HEED these words: Two Long Island universities have earned a coveted diversity award from INSIGHT Into Diversity magazine, higher education’s oldest and largest inclusion-focused publication.
Stony Brook University and SUNY Old Westbury both earned 2018 Higher Education Excellence in Diversity Awards. Open to all colleges and universities in the United States and Canada, the HEED awards are the only North American honor recognizing colleges and universities for demonstrating a commitment to diversity via recruitment, student initiatives and hiring practices. Lenore Pearlstein, co-publisher of INSIGHT Into Diversity, noted “a comprehensive and rigorous application that includes questions relating to the recruitment and retention of students and employees,” among other critical metrics.
Since its founding, SUNY Old Westbury has “[sought] to serve a diverse and dynamic student body that reflects the world we live in,” noted College President Calvin Butts III, while SBU President Samuel Stanley Jr. said his university has been “working diligently to improve the diversity of the Stony Brook community through enhanced recruitment and retention, new grants, expanding educational research, healthcare and other strategic initiatives.”
TOP OF THE SITE
Progress times three: The Town of Hempstead’s economic-development experts weren’t screwing around this week.
Win some, lose some: Sales rose nicely for both, but Ronkonkoma’s Lakeland Industries and Farmingdale’s Misonix revealed mixed bottom lines in their latest quarterly reports.
Help us help you: If you enjoy reading this newsletter as much as we enjoy writing it, help us keep the good times going by encouraging your fellow innovators to subscribe for free, so you can stop pestering them about it already.
STUFF WE’RE READING
Straight from the top: From StartupNation, the four biggest challenges faced by top CEOs – and how early-stage entrepreneurs can overcome them.
Top-shelf “middle kingdom”: From Forbes, watch out, world – China is building the world’s largest innovation economy.
On the up and up: From Newsday, Long Island employment is steadily rising, with construction leading the way.
ON THE MOVE
+ Two senior attorneys of the State Court of Appeals in Albany have joined Uniondale-based Rivkin Radler: J’Naia Boyd was hired as an associate in the firm’s Appeals and Commercial Litigation practice groups and Gregory Klubok was hired as an associate in the firm’s Insurance practice group.
+ Jeff Schwartzberg has been elected chairman of the board of Westbury-based Big Brothers Big Sisters of Long Island. He is a principal at Plainview-based Premier Commercial Real Estate.
+ Derek Peterson has been named to the board of the Plainview-based Long Island Software and Technology Network. He is the CEO of Hauppauge-based Soter Technologies.

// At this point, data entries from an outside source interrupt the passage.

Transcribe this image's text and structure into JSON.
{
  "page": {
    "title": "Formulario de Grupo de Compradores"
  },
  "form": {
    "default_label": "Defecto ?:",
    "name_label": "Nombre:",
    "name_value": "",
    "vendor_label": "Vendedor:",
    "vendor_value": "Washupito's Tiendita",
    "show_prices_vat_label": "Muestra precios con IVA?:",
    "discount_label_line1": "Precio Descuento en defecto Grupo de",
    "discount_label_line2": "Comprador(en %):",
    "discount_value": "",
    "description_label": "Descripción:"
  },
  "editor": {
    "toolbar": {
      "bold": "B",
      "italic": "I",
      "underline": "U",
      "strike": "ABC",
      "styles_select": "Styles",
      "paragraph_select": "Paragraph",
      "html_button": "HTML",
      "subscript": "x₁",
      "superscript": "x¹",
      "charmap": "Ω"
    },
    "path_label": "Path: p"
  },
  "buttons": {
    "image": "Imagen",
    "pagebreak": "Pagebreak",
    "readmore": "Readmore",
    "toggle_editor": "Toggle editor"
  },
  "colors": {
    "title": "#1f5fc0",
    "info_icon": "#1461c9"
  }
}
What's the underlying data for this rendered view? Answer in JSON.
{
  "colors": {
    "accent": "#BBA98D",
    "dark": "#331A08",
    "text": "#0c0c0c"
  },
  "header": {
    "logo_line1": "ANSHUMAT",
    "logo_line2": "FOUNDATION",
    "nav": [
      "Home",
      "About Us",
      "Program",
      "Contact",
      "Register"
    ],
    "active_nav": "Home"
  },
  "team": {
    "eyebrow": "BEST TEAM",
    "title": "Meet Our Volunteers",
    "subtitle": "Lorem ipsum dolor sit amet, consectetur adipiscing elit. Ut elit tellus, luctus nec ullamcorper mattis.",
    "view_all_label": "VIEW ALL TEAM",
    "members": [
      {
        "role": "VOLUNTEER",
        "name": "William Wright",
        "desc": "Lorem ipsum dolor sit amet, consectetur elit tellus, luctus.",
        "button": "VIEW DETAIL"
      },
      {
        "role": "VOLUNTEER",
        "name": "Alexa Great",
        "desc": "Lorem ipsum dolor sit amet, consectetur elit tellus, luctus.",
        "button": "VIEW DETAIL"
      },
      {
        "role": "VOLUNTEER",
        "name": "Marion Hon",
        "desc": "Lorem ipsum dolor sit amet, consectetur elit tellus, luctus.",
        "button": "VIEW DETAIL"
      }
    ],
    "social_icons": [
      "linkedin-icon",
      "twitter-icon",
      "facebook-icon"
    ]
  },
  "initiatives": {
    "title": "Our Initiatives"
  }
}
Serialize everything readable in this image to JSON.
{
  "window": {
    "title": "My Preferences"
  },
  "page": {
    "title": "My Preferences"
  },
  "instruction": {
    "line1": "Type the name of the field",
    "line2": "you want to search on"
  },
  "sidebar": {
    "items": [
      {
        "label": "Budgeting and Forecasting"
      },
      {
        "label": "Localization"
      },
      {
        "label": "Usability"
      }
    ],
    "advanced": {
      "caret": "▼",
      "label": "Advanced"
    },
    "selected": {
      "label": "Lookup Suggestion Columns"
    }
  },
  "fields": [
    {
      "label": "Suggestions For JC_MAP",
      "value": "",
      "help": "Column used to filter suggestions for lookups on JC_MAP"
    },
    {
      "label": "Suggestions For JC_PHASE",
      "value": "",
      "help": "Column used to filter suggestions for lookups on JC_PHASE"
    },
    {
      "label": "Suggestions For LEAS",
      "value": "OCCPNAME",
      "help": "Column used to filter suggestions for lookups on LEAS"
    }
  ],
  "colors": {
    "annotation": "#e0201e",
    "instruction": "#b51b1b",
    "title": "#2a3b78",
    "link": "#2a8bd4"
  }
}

+ Port Washington-based Sandata Technologies has announced four new hires: Michael Alcide has been hired as a security director; he was formerly a senior associate in business risk services at Grant Thornton in Manhattan. Gerard Goutevenier has been hired as a senior data engineer; he was formerly a senior database architect at Ronkonkoma-based Aperio CI. Robert Schipf has been hired as director of technical project management; he was formerly a director/principal product owner at CA Technologies in Islandia. Fai Sung has been hired as a senior data engineer; she was formerly a senior data warehouse engineer at Ronkonkoma-based Aperio CI.
BELOW THE FOLD
Pot roast: South Nassau Communities Hospital’s latest Truth in Medicine Poll shows widespread public support for legalized marijuana – though safety is a concern.
A bushel and a peck: News 12 shares the best places for apple picking on Long Island.
So, what do I do with all these apples? Food & Wine has 35 sweet and savory suggestions.